I scanned the titles. There were histories and compilations: English Essayists, The Romantic Poets, The Age of Enlightenment, History of Philosophy, Quarrels That Shaped the Constitution, The Story of Islam, Toynbee’s Civilization. Then there was the literature: Dante’s Inferno, Chekov’s stories, Joyce, Proust, Tolstoy, Shakespeare, Milton. Philosophers, orators, poets. In all this world of riches, I happened to pick up a beautiful copy of The Rubayat of Omar Kayam, and opened it:
The Moving Finger writes, and having written moves on
Not all your sorrow nor all your tears can wash away a single line.
It occurred to me that the room in which I stood contained much of the accumulated wisdom of the world. I turned to the man who stood behind me and asked, “Who was your father? Was he a professor at the university? A historian? A scholar?”
The man smiled, a little sadly, I thought, and said, “No, he was lineman for the telephone company.”
He explained to me that his father had come to this country as a young man from Holland. When he arrived, with little formal education, he began to study English. He was soon speaking it, but some of the young men he worked with at that time used to laugh at the mistakes he made when he spoke. They told him he would never learn to speak proper English. Apparently, he resolved then and there that he would not only master the English language, but that he would know it better than those who laughed at him, and be better educated than they. And he began to read. And he read, and read, and read.
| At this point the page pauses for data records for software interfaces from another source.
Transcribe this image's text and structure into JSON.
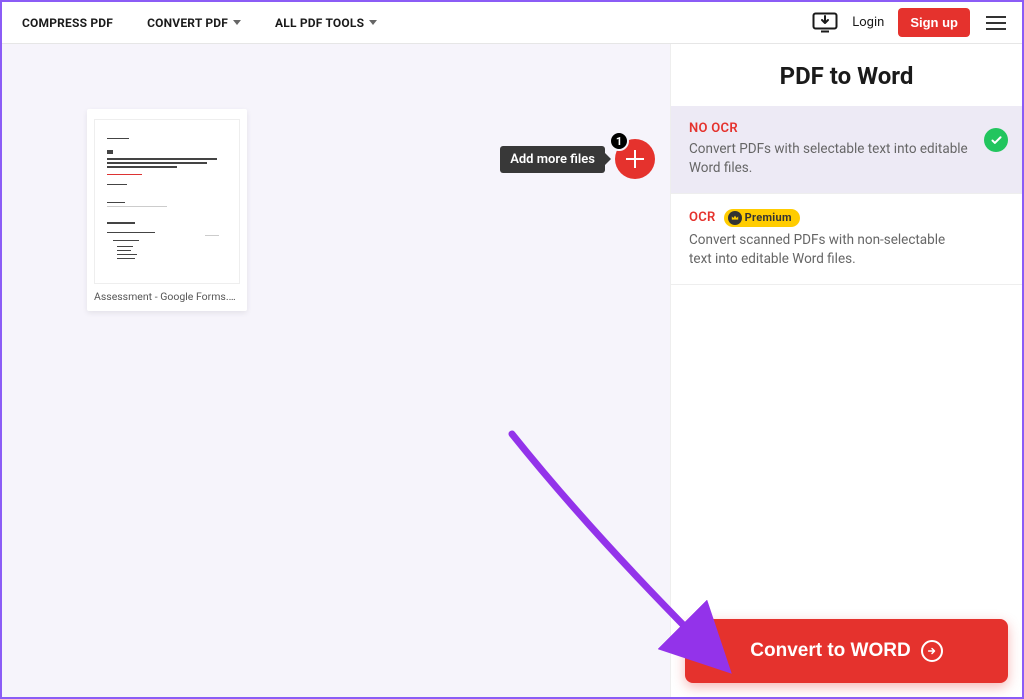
{
  "nav": {
    "compress": "COMPRESS PDF",
    "convert": "CONVERT PDF",
    "alltools": "ALL PDF TOOLS"
  },
  "auth": {
    "login": "Login",
    "signup": "Sign up"
  },
  "file": {
    "name": "Assessment - Google Forms.pdf"
  },
  "addmore": {
    "tooltip": "Add more files",
    "badge": "1"
  },
  "sidebar": {
    "title": "PDF to Word",
    "options": [
      {
        "heading": "NO OCR",
        "desc": "Convert PDFs with selectable text into editable Word files."
      },
      {
        "heading": "OCR",
        "premium": "Premium",
        "desc": "Convert scanned PDFs with non-selectable text into editable Word files."
      }
    ]
  },
  "cta": "Convert to WORD"
}
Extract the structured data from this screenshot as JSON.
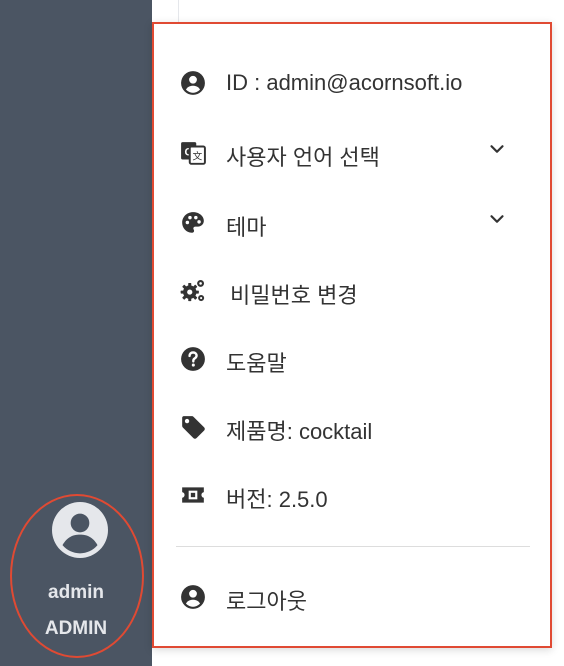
{
  "user": {
    "name": "admin",
    "role": "ADMIN"
  },
  "menu": {
    "id_label": "ID : admin@acornsoft.io",
    "language_label": "사용자 언어 선택",
    "theme_label": "테마",
    "password_label": "비밀번호 변경",
    "help_label": "도움말",
    "product_label": "제품명: cocktail",
    "version_label": "버전: 2.5.0",
    "logout_label": "로그아웃"
  },
  "colors": {
    "sidebar": "#4b5563",
    "highlight": "#e04a33",
    "icon": "#333333",
    "text": "#333333"
  }
}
All his life. He read everything: science, law, literature, history-and of course-Arthur Conan Doyle, who remained his favorite. I left with a few boxes of books, and with a profound respect for this man whom I regretted I had never met, because he was more than a lineman; he was a Renaissance man.
Doctor Watson closed his notebook, and tucked it with his pencil into the pocket of his tweed jacket. “A fascinating case, Holmes. What an extraordinary individual. Exceptionally intelligent and highly motivated.”
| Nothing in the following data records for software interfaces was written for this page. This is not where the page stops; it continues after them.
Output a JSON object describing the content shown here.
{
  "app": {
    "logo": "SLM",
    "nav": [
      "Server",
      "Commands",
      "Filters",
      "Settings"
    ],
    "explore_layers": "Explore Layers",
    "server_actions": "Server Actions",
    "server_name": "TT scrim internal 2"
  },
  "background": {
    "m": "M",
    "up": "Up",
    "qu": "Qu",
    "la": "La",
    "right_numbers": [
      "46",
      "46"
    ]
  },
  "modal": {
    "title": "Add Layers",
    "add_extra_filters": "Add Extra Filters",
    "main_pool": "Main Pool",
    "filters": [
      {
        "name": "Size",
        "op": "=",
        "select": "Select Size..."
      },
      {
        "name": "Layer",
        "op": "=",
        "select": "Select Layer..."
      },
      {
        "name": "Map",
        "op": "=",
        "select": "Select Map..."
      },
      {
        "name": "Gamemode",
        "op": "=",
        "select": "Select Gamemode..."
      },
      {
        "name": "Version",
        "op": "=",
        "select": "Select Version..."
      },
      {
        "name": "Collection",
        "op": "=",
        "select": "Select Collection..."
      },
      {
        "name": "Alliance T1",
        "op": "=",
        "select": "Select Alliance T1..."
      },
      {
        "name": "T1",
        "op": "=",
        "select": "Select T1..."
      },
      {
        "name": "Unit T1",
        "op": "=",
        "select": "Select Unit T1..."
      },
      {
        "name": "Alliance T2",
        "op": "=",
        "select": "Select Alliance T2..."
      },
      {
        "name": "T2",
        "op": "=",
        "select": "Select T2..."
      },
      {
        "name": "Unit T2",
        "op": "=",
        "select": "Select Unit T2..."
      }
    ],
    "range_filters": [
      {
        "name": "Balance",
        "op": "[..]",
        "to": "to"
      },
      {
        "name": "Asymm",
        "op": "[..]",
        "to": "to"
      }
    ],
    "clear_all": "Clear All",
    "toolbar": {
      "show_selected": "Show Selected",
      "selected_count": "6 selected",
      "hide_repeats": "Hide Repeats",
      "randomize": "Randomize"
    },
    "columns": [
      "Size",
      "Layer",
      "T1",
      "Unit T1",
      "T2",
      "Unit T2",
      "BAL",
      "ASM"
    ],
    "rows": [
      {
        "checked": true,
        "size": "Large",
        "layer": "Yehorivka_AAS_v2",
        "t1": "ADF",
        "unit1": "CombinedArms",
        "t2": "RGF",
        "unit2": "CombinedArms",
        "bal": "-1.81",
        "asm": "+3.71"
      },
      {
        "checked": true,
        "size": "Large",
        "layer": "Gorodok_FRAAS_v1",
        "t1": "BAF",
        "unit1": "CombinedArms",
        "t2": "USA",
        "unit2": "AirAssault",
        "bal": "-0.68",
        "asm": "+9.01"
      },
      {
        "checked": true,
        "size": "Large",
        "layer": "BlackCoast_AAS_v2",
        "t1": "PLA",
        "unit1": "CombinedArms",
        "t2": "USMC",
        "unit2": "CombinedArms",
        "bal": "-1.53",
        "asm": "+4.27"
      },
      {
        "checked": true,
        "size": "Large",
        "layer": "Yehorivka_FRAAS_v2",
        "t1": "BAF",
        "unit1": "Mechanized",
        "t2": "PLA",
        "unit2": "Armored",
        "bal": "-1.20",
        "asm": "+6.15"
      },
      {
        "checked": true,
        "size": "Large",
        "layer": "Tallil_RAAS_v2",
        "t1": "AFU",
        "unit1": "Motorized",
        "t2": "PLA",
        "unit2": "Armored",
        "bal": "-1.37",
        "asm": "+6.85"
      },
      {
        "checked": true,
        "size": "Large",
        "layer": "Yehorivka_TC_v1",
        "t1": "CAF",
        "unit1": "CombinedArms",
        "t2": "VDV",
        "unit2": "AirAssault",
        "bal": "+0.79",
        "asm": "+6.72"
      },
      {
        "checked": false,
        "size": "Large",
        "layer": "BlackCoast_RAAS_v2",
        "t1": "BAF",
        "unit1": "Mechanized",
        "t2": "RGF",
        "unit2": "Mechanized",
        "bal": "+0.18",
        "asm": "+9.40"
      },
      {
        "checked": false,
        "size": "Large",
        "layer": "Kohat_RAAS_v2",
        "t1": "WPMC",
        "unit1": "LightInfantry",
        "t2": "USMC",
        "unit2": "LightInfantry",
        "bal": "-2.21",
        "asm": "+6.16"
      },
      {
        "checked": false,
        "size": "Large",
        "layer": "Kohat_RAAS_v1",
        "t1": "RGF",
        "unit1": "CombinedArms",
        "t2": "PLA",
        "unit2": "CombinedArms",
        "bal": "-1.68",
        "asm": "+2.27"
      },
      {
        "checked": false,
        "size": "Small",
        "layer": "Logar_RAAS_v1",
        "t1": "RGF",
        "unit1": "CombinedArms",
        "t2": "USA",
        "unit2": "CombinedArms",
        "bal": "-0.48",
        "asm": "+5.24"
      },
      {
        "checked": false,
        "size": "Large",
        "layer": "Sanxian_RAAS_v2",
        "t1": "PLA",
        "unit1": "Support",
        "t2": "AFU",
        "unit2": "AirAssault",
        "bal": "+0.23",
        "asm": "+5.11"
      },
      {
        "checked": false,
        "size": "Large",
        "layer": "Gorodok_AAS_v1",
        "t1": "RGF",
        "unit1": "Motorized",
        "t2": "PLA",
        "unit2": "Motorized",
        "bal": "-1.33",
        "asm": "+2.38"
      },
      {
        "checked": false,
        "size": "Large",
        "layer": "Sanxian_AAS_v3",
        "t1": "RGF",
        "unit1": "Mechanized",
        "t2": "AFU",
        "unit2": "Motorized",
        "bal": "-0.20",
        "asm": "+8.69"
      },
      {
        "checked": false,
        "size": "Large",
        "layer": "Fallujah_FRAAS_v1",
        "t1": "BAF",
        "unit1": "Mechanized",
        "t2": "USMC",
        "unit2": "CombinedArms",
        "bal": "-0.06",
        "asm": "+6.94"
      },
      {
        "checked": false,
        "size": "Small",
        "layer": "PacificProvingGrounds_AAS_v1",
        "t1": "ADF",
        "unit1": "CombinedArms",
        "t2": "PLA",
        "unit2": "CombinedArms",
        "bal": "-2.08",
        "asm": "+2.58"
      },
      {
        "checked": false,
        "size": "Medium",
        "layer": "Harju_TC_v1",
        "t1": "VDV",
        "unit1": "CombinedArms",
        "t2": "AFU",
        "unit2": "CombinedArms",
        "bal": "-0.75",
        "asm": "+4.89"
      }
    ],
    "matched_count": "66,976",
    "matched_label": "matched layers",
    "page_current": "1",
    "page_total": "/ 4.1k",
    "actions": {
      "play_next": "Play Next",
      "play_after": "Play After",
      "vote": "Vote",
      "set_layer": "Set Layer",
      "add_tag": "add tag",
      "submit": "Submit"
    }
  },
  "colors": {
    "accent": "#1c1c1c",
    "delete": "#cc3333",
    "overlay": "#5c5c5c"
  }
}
“Precisely, Watson. It is a fact of human nature that I have often remarked. We assume that the best way to motivate human beings is to encourage them and tell them they can do something. In fact the opposite is often true. When others told this uneducated man that he could not learn, he resolved with stalwart determination to prove them wrong. And he not only succeeded in outdoing them,” said the great detective, “but transformed himself in the process,” and he added with a modest smile, “I’m only glad that I was of some small assistance.”
One Response to “The Pawtucketville Bibliophile” by Steve O’Connor
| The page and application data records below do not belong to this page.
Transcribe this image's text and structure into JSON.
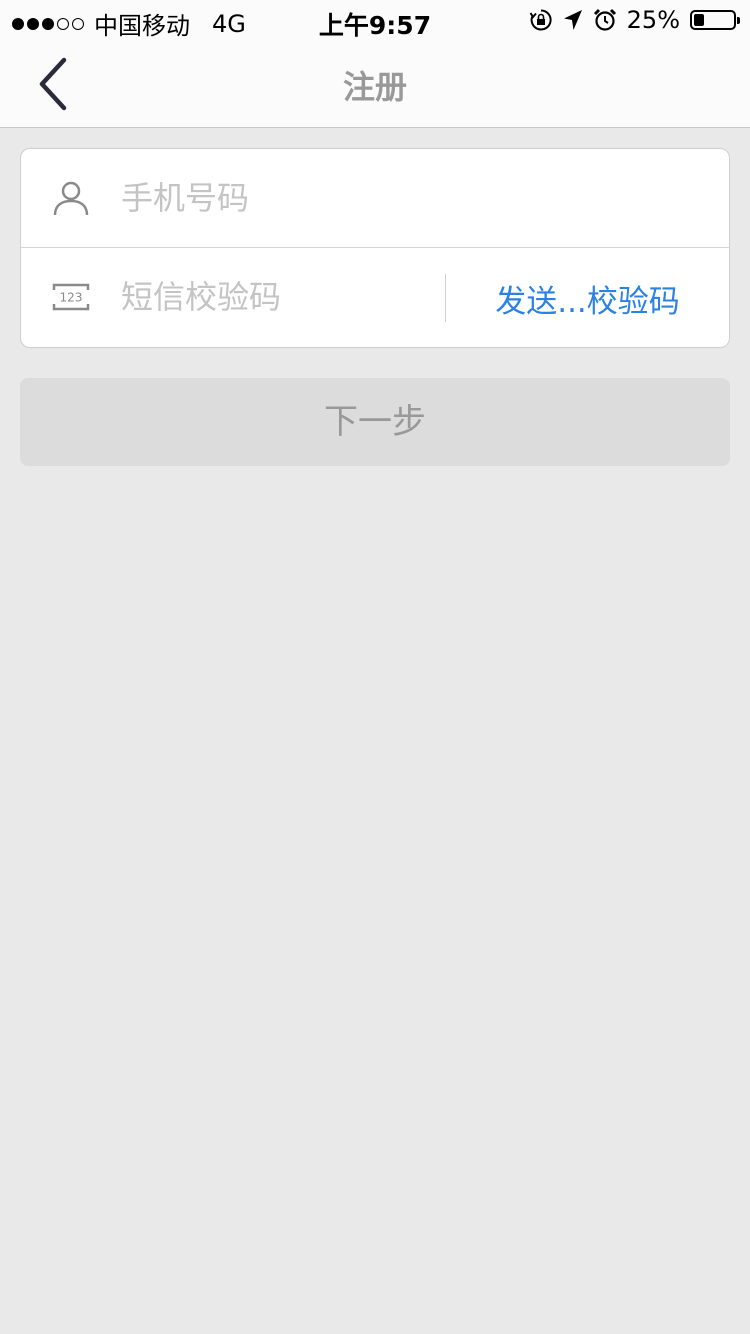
{
  "status_bar": {
    "carrier": "中国移动",
    "network": "4G",
    "time": "上午9:57",
    "battery": "25%",
    "battery_level": 0.25,
    "signal_bars_filled": 3,
    "signal_bars_total": 5
  },
  "nav": {
    "title": "注册",
    "back_icon": "chevron-left-icon"
  },
  "form": {
    "phone": {
      "placeholder": "手机号码",
      "value": "",
      "icon": "user-icon"
    },
    "sms_code": {
      "placeholder": "短信校验码",
      "value": "",
      "icon": "keypad-123-icon",
      "icon_text": "123",
      "send_label": "发送...校验码"
    }
  },
  "next_button": {
    "label": "下一步"
  },
  "colors": {
    "accent": "#2b82e4",
    "background": "#e9e9e9",
    "disabled_button": "#dcdcdc"
  }
}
Thanks for this great story, Steve. This falls in the category of “Don’t ever underestimate anyone.” In the 1980s, when the Lowell Public Art Collection was growing by one scupture each year, the artwork on either side of the canal bridge on Central Street provoked controversy. Titled “Human Construction” and created by Carlos Dorrien, who was born in Mexico and had studied engineering at Lowell Tech, the non-representational style of the sculpture made some people angry.
When they looked at it they saw broken hunks of stone piled atop one another. Carlos, of course, said the form represented the elemental urge of human beings to build structures for themselves. The Lowell Sun was the main forum for attacks on the sculpture, the artists, and the nasty folks who brought “that thing” to Lowell. At the peak of the argument, a woman about my age whom I knew from doing business with her small cleaning firm, and with whom I had never discussed culture, said to me, “I don’t know why people are upset. In the place I come from in Portugal, we have art and monuments like that everywhere. I like it.”